* [PROBLEM TO SOLVE]:
Search the material for "title" and show all lines that contain it.

====

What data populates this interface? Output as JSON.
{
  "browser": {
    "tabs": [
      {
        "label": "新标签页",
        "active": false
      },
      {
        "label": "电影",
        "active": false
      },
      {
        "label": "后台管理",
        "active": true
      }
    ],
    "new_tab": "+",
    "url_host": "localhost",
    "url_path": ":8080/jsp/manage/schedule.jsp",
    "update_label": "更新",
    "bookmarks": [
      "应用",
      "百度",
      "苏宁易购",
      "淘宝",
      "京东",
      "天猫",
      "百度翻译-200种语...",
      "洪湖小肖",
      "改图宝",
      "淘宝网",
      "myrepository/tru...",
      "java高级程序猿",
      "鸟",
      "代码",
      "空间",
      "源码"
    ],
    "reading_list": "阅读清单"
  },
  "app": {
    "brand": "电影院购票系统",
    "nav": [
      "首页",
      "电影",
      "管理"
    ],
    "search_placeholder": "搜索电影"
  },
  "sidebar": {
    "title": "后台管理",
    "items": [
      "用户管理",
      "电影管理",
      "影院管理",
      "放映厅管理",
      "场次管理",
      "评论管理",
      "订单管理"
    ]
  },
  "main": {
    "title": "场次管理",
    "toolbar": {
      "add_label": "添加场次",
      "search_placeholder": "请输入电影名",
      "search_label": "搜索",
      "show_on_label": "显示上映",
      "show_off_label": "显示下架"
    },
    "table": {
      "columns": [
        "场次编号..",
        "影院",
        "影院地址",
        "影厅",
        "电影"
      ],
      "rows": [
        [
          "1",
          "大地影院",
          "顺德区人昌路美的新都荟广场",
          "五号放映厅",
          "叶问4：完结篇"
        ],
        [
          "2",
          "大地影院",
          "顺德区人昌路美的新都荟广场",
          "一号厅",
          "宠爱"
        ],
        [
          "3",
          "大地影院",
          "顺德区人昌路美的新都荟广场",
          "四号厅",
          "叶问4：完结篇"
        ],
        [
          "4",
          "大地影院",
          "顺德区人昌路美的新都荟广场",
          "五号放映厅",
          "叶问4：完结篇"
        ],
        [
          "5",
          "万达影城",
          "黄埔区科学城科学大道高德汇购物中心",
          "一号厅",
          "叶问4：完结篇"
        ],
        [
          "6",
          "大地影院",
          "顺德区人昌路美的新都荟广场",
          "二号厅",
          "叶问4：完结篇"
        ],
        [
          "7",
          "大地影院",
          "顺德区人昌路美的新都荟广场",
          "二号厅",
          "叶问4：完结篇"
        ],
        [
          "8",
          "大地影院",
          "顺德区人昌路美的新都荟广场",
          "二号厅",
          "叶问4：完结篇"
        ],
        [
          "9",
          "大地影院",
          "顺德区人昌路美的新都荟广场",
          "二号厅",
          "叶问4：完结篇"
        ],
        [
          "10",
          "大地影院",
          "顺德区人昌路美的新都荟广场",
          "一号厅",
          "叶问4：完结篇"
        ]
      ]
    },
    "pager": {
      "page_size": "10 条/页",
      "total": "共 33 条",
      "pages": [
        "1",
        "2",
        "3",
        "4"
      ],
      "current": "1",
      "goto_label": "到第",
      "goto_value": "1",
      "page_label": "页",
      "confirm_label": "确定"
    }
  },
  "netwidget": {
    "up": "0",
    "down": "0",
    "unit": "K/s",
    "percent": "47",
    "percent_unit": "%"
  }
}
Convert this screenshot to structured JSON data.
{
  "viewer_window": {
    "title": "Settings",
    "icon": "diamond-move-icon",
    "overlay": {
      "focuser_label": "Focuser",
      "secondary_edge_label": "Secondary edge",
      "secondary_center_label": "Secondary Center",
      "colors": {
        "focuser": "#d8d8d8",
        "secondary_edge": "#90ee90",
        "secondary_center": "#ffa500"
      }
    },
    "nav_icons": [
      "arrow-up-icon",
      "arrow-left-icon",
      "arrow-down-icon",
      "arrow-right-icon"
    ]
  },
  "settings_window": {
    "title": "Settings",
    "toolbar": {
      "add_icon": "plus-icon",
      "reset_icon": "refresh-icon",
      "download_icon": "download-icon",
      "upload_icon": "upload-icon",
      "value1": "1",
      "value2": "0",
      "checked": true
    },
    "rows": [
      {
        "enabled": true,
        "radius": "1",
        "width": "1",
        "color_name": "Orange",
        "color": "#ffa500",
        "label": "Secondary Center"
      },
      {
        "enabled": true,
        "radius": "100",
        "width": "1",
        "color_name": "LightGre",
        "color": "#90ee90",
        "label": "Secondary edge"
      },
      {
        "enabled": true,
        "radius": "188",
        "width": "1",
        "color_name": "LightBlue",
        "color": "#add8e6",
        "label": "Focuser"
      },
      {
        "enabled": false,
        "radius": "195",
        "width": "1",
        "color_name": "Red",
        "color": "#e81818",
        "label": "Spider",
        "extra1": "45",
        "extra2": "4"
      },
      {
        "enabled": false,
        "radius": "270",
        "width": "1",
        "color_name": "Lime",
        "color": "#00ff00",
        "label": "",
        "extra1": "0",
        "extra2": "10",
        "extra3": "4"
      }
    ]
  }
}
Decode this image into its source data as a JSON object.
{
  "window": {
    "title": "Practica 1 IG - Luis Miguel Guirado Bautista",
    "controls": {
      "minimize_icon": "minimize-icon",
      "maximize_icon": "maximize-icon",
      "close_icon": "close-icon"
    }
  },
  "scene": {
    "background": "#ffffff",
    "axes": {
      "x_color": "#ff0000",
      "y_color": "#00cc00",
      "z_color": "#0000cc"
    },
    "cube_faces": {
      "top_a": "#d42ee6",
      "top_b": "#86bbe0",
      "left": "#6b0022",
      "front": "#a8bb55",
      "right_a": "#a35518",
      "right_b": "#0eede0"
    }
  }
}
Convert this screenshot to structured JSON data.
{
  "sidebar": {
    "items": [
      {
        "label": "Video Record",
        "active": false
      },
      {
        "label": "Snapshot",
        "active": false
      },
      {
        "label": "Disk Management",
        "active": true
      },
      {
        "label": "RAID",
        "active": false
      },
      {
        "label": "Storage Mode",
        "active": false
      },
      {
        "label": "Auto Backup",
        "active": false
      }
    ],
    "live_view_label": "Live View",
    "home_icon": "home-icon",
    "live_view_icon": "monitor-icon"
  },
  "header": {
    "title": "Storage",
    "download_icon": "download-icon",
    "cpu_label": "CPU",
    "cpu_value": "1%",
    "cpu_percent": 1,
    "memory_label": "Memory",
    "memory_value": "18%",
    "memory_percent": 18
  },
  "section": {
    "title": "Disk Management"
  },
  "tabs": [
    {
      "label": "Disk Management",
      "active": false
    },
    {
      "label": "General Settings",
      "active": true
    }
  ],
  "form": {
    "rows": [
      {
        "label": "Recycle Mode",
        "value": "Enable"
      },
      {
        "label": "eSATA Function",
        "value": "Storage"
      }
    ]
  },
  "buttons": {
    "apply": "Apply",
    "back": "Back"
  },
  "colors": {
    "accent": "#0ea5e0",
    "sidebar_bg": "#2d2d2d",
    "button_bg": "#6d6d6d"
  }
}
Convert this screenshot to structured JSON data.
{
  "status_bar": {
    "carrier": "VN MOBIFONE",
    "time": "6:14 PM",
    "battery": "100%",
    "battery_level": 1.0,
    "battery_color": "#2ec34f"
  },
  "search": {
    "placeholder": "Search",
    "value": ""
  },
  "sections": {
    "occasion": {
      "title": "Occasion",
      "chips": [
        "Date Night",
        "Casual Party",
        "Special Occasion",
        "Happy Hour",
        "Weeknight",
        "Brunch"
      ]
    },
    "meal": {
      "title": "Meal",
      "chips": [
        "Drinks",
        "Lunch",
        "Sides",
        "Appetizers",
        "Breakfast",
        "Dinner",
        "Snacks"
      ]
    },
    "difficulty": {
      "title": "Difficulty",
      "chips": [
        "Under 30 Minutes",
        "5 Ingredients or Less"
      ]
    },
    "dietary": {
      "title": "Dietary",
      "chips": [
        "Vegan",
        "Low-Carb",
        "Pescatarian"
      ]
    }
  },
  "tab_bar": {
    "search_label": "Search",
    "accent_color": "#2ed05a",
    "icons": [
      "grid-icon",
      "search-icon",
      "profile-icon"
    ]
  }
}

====

* [WRITTEN ANSWER]:
    "title": "后台管理",
    "title": "场次管理",
    "title": "Settings",
    "title": "Settings",
    "title": "Practica 1 IG - Luis Miguel Guirado Bautista",
    "title": "Storage",
    "title": "Disk Management"
      "title": "Occasion",
      "title": "Meal",
      "title": "Difficulty",
      "title": "Dietary",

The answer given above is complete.